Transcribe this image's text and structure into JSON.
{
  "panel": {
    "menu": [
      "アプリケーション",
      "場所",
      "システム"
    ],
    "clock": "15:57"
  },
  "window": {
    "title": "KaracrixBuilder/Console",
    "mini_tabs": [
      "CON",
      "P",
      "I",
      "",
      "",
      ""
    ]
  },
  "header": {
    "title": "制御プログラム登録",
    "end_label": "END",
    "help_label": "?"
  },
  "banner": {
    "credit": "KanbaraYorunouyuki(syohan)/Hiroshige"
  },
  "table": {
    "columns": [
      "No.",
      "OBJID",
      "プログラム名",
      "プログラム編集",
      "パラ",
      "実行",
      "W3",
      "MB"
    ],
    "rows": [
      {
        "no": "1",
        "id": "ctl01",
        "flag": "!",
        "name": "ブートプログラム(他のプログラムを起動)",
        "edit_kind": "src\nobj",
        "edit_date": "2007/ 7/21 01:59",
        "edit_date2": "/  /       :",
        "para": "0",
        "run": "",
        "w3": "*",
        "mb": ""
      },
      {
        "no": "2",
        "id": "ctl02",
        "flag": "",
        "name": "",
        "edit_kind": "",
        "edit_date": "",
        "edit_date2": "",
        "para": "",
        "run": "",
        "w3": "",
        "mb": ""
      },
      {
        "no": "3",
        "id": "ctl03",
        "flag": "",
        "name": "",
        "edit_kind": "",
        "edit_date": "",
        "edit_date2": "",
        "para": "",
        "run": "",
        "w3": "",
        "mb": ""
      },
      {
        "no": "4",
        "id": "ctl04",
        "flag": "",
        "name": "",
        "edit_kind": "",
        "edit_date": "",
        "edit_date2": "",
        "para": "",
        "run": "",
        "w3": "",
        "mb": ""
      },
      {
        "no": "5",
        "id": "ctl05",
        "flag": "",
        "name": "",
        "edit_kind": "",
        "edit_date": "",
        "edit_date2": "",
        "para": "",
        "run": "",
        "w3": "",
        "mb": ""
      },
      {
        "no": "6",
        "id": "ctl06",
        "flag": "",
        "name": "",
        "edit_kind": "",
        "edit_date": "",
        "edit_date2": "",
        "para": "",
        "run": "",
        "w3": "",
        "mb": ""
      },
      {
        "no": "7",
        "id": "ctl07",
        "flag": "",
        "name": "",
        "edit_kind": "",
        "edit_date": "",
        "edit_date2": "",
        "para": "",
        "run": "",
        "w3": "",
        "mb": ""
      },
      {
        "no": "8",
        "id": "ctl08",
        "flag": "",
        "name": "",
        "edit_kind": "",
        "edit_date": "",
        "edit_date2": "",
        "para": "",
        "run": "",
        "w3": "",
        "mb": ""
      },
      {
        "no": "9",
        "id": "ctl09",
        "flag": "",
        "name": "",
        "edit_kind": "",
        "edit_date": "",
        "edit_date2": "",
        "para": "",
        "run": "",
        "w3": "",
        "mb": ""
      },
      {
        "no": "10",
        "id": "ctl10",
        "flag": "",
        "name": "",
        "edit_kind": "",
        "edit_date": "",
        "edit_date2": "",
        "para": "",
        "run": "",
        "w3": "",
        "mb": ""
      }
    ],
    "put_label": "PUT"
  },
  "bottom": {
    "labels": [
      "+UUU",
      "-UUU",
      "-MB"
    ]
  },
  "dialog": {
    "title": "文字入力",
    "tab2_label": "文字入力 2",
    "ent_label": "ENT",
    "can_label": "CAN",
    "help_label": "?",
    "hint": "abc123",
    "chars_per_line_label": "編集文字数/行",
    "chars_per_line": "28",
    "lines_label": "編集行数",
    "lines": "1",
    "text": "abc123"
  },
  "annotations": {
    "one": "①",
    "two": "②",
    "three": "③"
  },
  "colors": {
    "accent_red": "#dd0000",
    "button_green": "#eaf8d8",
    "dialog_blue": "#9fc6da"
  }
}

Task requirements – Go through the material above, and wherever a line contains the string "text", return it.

Expected answer –
Transcribe this image's text and structure into JSON.
    "text": "abc123"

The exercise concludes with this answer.